- _ABOUT THIS EXERCISE_: Below are some records; reproduce every one of them exactly.

- _Interface dataset entries_:
- Opening Delimiter -
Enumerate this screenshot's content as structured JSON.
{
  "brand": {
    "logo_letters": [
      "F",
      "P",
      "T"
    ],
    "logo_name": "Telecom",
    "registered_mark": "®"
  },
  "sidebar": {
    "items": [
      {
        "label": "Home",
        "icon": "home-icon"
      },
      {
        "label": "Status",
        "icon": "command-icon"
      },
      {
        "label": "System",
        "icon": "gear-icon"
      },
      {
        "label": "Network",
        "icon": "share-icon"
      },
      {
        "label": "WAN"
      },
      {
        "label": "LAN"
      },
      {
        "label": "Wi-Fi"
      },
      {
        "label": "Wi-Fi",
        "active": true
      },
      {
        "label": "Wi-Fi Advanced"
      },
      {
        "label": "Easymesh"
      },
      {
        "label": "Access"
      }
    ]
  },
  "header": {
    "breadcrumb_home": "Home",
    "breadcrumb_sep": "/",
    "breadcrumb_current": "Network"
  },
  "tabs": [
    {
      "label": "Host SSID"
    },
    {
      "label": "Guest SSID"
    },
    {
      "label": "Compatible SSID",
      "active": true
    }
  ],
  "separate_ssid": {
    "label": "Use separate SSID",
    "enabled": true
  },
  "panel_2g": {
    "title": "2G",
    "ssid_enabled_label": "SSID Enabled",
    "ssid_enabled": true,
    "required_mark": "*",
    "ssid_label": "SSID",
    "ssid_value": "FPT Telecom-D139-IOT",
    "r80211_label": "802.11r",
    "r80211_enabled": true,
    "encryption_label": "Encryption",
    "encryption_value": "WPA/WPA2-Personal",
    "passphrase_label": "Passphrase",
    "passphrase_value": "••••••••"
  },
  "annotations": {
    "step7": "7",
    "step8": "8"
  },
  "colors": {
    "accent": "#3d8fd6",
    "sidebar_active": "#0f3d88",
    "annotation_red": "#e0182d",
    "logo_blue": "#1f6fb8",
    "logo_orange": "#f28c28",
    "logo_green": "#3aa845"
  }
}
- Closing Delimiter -
- _ANSWER SECTION_:
Enumerate this screenshot's content as structured JSON.
{
  "brand": {
    "logo_letters": [
      "F",
      "P",
      "T"
    ],
    "logo_name": "Telecom",
    "registered_mark": "®"
  },
  "sidebar": {
    "items": [
      {
        "label": "Home",
        "icon": "home-icon"
      },
      {
        "label": "Status",
        "icon": "command-icon"
      },
      {
        "label": "System",
        "icon": "gear-icon"
      },
      {
        "label": "Network",
        "icon": "share-icon"
      },
      {
        "label": "WAN"
      },
      {
        "label": "LAN"
      },
      {
        "label": "Wi-Fi"
      },
      {
        "label": "Wi-Fi",
        "active": true
      },
      {
        "label": "Wi-Fi Advanced"
      },
      {
        "label": "Easymesh"
      },
      {
        "label": "Access"
      }
    ]
  },
  "header": {
    "breadcrumb_home": "Home",
    "breadcrumb_sep": "/",
    "breadcrumb_current": "Network"
  },
  "tabs": [
    {
      "label": "Host SSID"
    },
    {
      "label": "Guest SSID"
    },
    {
      "label": "Compatible SSID",
      "active": true
    }
  ],
  "separate_ssid": {
    "label": "Use separate SSID",
    "enabled": true
  },
  "panel_2g": {
    "title": "2G",
    "ssid_enabled_label": "SSID Enabled",
    "ssid_enabled": true,
    "required_mark": "*",
    "ssid_label": "SSID",
    "ssid_value": "FPT Telecom-D139-IOT",
    "r80211_label": "802.11r",
    "r80211_enabled": true,
    "encryption_label": "Encryption",
    "encryption_value": "WPA/WPA2-Personal",
    "passphrase_label": "Passphrase",
    "passphrase_value": "••••••••"
  },
  "annotations": {
    "step7": "7",
    "step8": "8"
  },
  "colors": {
    "accent": "#3d8fd6",
    "sidebar_active": "#0f3d88",
    "annotation_red": "#e0182d",
    "logo_blue": "#1f6fb8",
    "logo_orange": "#f28c28",
    "logo_green": "#3aa845"
  }
}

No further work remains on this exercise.